In accordance with the status of forces agreement between the United States and Iraq, only a contingent of U.S. trainers and advisors will remain as brigades and battalions depart the cities, where Iraqi forces now have primary authority.
“Today, American troops have transferred control of all Iraqi cities and towns to Iraq’s government and security forces,” Obama said, as Tuesday’s audience at the White House East Room applauded. “This is an important step forward, as a sovereign and united Iraq continues to take control of its own destiny.”
The move represents part of the U.S. strategy to responsibly end the war, said Obama, who has begun implementing the phased drawdown of U.S. combat brigades from Iraq to be completed by Aug. 31, 2010.
The president said Iraqis were rightly treating the day as a celebration, with news reports from Baghdad describing Iraqis marking the day with a military parade and Baghdad declaring a national holiday. Obama said that while the U.S. will remain an ally, today’s progress in Iraq comes with added responsibility.
“Iraq’s future is in the hands of its own people,” he said. “And Iraq’s leaders must now make some hard choices necessary to resolve key political questions, to advance opportunity, and to provide security for their towns and their cities.”
Obama said today’s bombing in Kirkuk, which reportedly killed as many as 41 people, underscores that violence in Iraq will continue and that “difficult days” loom. But he expressed confidence, however, that insurgent forces would fail.
“The future belongs to those who build, not those who destroy,” he said. “And today’s transition is further proof that those who have tried to pull Iraq into the abyss of disunion and civil war are on the wrong side of history.”
The fact that Iraqis are celebrating today’s transfer of authority is a testament to the courage, capability and commitment of Americans who have served in Iraq, Obama said.
“Through tour after tour of duty, our troops have overcome every obstacle to extend this precious opportunity to the Iraqi people,” he said. “These women and men are not always in the headlines, but they’re in our hearts and prayers, and we will forever honor their selfless service and sacrifice, as well as the service and sacrifice of their families.

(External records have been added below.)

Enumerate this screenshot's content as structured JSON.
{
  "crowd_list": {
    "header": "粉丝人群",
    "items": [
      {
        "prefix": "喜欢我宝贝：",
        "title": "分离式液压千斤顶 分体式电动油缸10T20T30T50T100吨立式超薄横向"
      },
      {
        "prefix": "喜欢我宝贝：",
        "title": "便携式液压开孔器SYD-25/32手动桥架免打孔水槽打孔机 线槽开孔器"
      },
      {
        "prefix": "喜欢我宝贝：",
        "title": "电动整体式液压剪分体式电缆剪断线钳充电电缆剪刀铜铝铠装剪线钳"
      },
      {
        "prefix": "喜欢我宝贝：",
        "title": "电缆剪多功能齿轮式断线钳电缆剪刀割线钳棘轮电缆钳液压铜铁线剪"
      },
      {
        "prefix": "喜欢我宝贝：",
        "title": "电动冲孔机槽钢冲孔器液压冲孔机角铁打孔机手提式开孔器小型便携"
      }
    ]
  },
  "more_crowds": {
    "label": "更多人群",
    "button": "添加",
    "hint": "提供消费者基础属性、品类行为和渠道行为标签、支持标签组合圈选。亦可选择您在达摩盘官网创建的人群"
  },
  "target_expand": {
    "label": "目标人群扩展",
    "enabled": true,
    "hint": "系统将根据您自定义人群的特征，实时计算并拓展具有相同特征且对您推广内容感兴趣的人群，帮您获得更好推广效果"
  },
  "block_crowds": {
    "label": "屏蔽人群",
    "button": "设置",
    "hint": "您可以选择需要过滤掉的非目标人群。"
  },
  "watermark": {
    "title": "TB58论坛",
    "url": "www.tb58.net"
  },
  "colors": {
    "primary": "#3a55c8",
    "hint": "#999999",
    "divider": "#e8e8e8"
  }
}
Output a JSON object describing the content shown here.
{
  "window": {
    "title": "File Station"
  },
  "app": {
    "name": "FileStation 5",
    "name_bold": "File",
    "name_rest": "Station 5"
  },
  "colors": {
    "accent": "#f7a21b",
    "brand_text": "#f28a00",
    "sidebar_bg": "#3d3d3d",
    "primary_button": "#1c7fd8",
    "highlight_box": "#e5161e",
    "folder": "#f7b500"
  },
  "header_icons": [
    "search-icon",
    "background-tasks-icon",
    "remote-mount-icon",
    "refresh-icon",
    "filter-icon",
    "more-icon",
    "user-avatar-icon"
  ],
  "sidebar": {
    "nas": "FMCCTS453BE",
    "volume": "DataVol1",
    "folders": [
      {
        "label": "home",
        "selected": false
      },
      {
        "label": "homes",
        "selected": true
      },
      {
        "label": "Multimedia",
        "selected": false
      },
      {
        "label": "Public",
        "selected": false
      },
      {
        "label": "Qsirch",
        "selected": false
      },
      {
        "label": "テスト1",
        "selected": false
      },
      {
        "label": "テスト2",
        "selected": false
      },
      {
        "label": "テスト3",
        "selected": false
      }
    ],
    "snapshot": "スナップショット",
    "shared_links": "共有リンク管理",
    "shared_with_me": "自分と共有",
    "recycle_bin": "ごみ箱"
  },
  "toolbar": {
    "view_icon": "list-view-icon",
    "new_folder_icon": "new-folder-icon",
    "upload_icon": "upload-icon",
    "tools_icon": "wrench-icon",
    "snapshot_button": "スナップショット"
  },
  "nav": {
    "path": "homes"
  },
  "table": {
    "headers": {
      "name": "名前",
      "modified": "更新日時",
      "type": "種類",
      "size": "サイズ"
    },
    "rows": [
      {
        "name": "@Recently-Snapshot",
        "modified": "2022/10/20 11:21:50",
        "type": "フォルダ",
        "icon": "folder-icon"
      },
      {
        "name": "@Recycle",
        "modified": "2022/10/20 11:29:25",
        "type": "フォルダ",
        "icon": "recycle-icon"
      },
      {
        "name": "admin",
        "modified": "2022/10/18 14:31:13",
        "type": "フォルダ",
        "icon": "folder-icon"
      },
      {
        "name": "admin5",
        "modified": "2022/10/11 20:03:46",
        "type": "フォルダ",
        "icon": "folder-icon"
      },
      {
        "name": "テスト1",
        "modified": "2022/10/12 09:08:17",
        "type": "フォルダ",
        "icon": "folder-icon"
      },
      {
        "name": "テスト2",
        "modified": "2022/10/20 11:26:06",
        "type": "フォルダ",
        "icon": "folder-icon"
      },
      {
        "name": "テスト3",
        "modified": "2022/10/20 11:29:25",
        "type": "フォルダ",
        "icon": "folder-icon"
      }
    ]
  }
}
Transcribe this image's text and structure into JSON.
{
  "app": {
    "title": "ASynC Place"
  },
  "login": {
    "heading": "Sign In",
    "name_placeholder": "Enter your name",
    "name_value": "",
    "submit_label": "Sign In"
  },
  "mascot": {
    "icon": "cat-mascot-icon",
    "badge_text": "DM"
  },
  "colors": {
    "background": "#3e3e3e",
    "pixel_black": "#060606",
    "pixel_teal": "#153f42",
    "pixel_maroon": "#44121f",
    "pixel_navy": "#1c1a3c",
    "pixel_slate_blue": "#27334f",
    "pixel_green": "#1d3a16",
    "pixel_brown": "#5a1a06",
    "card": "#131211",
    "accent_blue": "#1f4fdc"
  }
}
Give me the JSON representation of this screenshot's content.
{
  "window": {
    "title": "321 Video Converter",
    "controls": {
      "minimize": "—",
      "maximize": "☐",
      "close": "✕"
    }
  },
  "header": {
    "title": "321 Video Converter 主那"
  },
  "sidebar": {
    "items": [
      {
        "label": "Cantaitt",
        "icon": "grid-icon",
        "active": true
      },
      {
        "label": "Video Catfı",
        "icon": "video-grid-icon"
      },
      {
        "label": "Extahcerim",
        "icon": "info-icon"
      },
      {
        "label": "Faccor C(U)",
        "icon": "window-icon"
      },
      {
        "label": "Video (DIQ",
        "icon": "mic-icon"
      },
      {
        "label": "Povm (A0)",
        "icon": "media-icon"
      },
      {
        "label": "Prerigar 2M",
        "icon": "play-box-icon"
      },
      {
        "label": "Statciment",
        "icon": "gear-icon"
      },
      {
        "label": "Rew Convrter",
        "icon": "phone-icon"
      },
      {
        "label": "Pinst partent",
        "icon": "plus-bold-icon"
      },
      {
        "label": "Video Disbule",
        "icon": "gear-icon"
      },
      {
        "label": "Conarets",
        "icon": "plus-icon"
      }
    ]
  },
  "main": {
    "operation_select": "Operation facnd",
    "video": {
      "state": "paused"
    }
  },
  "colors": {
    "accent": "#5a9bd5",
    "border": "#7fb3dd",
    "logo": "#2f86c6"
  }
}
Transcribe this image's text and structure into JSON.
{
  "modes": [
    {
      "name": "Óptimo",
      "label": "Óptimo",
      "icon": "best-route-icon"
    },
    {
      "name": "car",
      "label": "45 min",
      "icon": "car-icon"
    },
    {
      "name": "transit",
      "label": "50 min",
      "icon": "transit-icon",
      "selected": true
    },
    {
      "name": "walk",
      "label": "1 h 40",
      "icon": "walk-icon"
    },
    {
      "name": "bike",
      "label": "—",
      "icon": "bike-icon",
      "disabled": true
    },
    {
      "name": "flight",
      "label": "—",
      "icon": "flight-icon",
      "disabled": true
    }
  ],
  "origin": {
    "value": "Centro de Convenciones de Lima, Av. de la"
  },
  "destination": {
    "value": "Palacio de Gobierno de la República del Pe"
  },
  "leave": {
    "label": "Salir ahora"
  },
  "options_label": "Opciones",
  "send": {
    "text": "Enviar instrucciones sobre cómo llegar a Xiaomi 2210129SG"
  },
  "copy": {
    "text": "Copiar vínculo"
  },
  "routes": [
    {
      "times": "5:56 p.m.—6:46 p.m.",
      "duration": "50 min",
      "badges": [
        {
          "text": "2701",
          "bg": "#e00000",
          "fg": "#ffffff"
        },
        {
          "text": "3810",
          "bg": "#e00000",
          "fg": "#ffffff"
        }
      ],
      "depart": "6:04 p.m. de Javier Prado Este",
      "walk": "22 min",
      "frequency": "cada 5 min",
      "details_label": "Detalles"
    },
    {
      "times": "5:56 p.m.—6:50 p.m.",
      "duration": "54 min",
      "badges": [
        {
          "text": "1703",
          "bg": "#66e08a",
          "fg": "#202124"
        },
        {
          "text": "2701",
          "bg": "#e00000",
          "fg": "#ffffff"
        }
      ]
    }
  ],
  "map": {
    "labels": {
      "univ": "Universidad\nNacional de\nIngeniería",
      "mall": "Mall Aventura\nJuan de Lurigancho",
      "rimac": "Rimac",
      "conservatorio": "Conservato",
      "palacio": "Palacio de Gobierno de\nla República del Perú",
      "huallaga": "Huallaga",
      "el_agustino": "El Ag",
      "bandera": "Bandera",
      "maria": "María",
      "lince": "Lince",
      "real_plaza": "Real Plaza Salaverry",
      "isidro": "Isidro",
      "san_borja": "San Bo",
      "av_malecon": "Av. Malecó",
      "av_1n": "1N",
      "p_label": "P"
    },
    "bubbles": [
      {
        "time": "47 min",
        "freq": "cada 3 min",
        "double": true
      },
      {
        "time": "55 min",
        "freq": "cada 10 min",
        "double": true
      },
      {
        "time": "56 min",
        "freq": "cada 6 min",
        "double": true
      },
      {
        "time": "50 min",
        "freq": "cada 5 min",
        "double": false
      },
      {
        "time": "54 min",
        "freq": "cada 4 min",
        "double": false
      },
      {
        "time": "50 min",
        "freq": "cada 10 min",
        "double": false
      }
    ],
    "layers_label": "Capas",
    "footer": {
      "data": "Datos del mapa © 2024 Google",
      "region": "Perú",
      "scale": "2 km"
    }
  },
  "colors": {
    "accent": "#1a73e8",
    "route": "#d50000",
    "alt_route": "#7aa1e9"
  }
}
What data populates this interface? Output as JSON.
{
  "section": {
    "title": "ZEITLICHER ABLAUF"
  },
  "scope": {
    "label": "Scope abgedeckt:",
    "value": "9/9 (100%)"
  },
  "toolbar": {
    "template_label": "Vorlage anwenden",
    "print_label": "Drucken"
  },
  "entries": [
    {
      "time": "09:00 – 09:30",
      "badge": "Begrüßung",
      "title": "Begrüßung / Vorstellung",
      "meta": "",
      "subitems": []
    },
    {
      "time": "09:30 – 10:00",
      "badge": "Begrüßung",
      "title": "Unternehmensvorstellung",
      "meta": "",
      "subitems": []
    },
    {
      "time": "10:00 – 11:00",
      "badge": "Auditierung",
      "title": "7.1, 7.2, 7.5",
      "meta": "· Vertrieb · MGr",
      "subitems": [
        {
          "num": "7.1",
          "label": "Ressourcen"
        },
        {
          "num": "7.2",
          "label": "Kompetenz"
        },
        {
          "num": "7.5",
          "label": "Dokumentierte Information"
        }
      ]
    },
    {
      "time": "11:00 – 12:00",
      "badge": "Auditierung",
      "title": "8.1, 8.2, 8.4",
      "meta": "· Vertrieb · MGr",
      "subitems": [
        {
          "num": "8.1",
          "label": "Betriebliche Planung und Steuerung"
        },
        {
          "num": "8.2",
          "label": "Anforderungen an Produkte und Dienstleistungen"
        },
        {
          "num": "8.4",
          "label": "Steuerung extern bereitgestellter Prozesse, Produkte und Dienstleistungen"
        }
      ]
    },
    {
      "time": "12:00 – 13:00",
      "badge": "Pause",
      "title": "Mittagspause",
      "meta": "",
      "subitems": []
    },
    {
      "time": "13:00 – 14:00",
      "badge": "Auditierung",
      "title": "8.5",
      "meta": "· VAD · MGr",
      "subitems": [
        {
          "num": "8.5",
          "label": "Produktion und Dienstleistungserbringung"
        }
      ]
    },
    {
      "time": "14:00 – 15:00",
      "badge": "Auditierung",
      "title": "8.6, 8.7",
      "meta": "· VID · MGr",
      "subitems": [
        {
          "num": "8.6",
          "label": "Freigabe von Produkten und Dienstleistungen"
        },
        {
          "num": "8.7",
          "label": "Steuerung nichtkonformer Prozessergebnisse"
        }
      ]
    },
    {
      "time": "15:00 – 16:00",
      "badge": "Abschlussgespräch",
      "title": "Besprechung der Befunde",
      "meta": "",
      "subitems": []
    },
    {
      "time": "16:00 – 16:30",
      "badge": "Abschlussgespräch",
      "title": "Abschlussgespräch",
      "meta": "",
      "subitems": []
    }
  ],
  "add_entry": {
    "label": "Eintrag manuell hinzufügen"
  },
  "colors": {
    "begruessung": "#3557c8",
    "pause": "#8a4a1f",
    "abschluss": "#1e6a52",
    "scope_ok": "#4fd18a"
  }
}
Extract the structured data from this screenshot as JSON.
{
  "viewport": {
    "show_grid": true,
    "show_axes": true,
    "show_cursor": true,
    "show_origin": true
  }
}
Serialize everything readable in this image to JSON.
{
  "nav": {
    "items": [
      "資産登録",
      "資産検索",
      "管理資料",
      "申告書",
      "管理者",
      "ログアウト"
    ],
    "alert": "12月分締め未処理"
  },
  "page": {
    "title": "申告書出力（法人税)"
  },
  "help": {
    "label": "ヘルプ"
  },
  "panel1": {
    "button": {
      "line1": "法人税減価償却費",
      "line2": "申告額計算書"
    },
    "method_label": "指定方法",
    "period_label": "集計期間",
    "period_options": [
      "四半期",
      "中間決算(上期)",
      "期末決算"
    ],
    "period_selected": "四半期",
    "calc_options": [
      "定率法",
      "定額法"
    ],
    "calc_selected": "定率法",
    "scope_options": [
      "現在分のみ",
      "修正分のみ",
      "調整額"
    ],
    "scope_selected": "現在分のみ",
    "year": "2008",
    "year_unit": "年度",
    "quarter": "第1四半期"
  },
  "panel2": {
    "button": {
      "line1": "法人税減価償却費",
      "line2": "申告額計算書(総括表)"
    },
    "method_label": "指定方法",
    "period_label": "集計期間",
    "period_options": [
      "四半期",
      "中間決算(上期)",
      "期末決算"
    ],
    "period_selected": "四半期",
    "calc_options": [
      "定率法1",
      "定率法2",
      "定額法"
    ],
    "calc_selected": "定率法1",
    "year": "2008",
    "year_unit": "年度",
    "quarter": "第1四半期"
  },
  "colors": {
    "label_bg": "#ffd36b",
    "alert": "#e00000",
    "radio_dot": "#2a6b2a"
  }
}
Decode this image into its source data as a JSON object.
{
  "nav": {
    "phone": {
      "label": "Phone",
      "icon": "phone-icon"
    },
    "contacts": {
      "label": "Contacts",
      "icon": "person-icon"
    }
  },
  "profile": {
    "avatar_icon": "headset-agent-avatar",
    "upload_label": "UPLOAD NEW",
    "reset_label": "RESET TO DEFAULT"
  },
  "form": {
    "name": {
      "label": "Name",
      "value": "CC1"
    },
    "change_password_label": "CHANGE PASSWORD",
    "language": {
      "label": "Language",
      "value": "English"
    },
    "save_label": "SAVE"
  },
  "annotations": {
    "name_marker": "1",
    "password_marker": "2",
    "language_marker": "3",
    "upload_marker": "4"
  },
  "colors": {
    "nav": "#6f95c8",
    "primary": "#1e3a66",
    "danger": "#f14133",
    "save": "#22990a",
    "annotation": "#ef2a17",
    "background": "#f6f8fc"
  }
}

“There is more work to be done, but we’ve made important progress in supporting a sovereign, stable and self-reliant Iraq. And everyone who has served there, both in uniform as well as our civilians, deserves our thanks.”